*** Opening Data ***

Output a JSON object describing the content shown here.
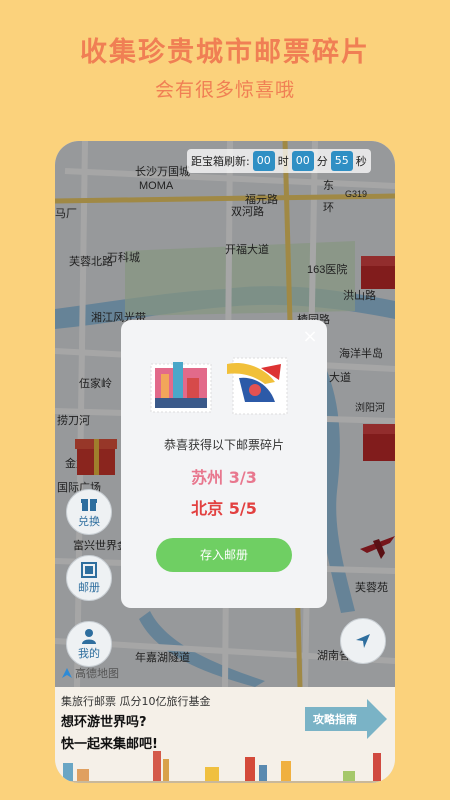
{
  "hero": {
    "title": "收集珍贵城市邮票碎片",
    "subtitle": "会有很多惊喜哦"
  },
  "timer": {
    "label": "距宝箱刷新:",
    "hours": "00",
    "h_unit": "时",
    "minutes": "00",
    "m_unit": "分",
    "seconds": "55",
    "s_unit": "秒"
  },
  "map": {
    "labels": [
      "长沙万国城",
      "MOMA",
      "福元路",
      "东",
      "环",
      "G319",
      "马厂",
      "芙蓉北路",
      "万科城",
      "双河路",
      "开福大道",
      "163医院",
      "洪山路",
      "湘江风光带",
      "楂园路",
      "海洋半岛",
      "伍家岭",
      "大道",
      "浏阳河",
      "金盆丘",
      "捞刀河",
      "国际广场",
      "富兴世界金融中心",
      "芙蓉苑",
      "年嘉湖隧道",
      "湖南省"
    ],
    "logo": "高德地图"
  },
  "sidebar": {
    "exchange": "兑换",
    "album": "邮册",
    "mine": "我的"
  },
  "modal": {
    "title": "恭喜获得以下邮票碎片",
    "fragments": [
      {
        "city": "苏州",
        "count": "3/3"
      },
      {
        "city": "北京",
        "count": "5/5"
      }
    ],
    "button": "存入邮册"
  },
  "banner": {
    "line1": "集旅行邮票 瓜分10亿旅行基金",
    "line2": "想环游世界吗?",
    "line3": "快一起来集邮吧!",
    "guide": "攻略指南"
  },
  "colors": {
    "accent": "#F07F54",
    "button": "#6FCF63",
    "timer_box": "#2f8fc4",
    "frag1": "#E8778E",
    "frag2": "#E24040"
  }
}
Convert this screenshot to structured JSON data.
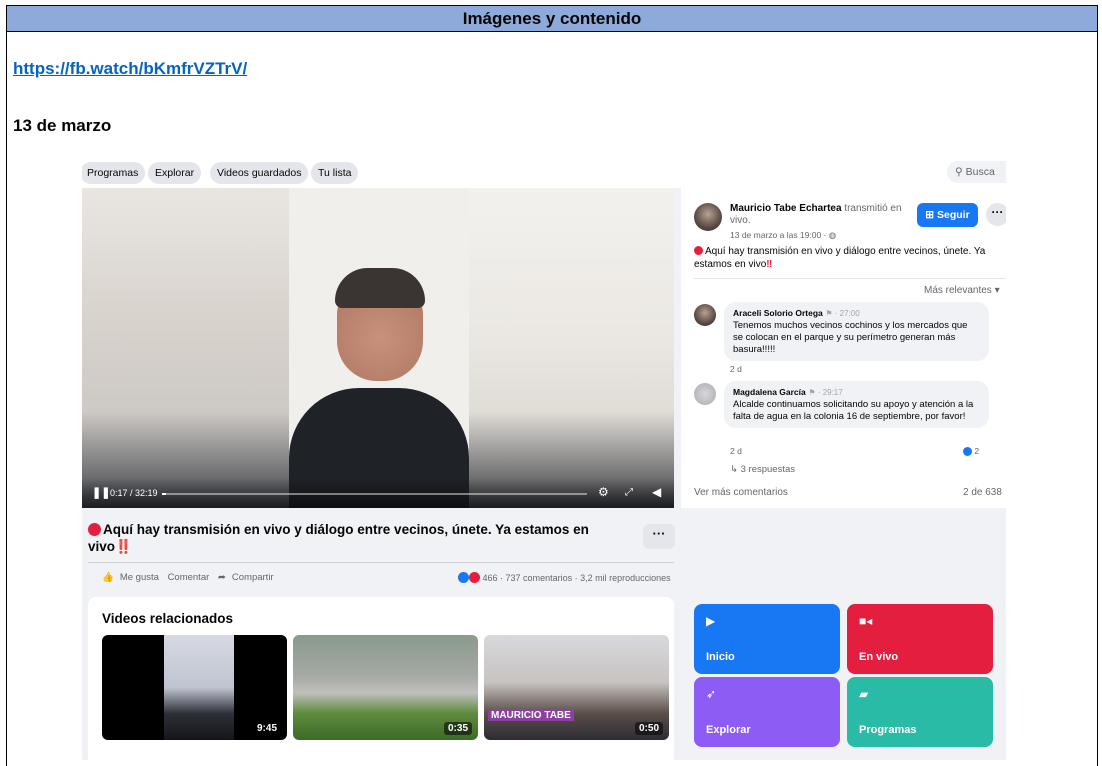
{
  "doc": {
    "header": "Imágenes y contenido",
    "link": "https://fb.watch/bKmfrVZTrV/",
    "date": "13 de marzo"
  },
  "nav": {
    "tabs": [
      "Programas",
      "Explorar",
      "Videos guardados",
      "Tu lista"
    ],
    "search_placeholder": "Busca"
  },
  "player": {
    "time": "0:17 / 32:19",
    "progress_fraction": 0.009
  },
  "post": {
    "title": "Aquí hay transmisión en vivo y diálogo entre vecinos, únete. Ya estamos en vivo‼️",
    "more": "···",
    "actions": {
      "like": "Me gusta",
      "comment": "Comentar",
      "share": "Compartir"
    },
    "reactions": "466",
    "stats": " · 737 comentarios · 3,2 mil reproducciones"
  },
  "sidebar": {
    "author": "Mauricio Tabe Echartea",
    "author_action": " transmitió en vivo.",
    "meta": "13 de marzo a las 19:00 · ",
    "follow": "Seguir",
    "more": "···",
    "post_text": "Aquí hay transmisión en vivo y diálogo entre vecinos, únete. Ya estamos en vivo",
    "sort": "Más relevantes",
    "comments": [
      {
        "name": "Araceli Solorio Ortega",
        "time": " · 27:00",
        "text": "Tenemos muchos vecinos cochinos y los mercados que se colocan en el parque y su perímetro generan más basura!!!!!",
        "age": "2 d"
      },
      {
        "name": "Magdalena García",
        "time": " · 29:17",
        "text": "Alcalde continuamos solicitando su apoyo y atención a la falta de agua en la colonia 16 de septiembre, por favor!",
        "age": "2 d",
        "likes": "2"
      }
    ],
    "replies": "3 respuestas",
    "see_more": "Ver más comentarios",
    "pager": "2 de 638"
  },
  "related": {
    "title": "Videos relacionados",
    "durations": [
      "9:45",
      "0:35",
      "0:50"
    ],
    "thumb3_text": "MAURICIO TABE"
  },
  "tiles": [
    {
      "label": "Inicio",
      "color": "#1877f2"
    },
    {
      "label": "En vivo",
      "color": "#e41e3f"
    },
    {
      "label": "Explorar",
      "color": "#8c5cf5"
    },
    {
      "label": "Programas",
      "color": "#2abba7"
    }
  ]
}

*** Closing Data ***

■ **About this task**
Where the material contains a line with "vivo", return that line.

■ **Your response**
    "title": "Aquí hay transmisión en vivo y diálogo entre vecinos, únete. Ya estamos en vivo‼️",
    "author_action": " transmitió en vivo.",
    "post_text": "Aquí hay transmisión en vivo y diálogo entre vecinos, únete. Ya estamos en vivo",
      "label": "En vivo",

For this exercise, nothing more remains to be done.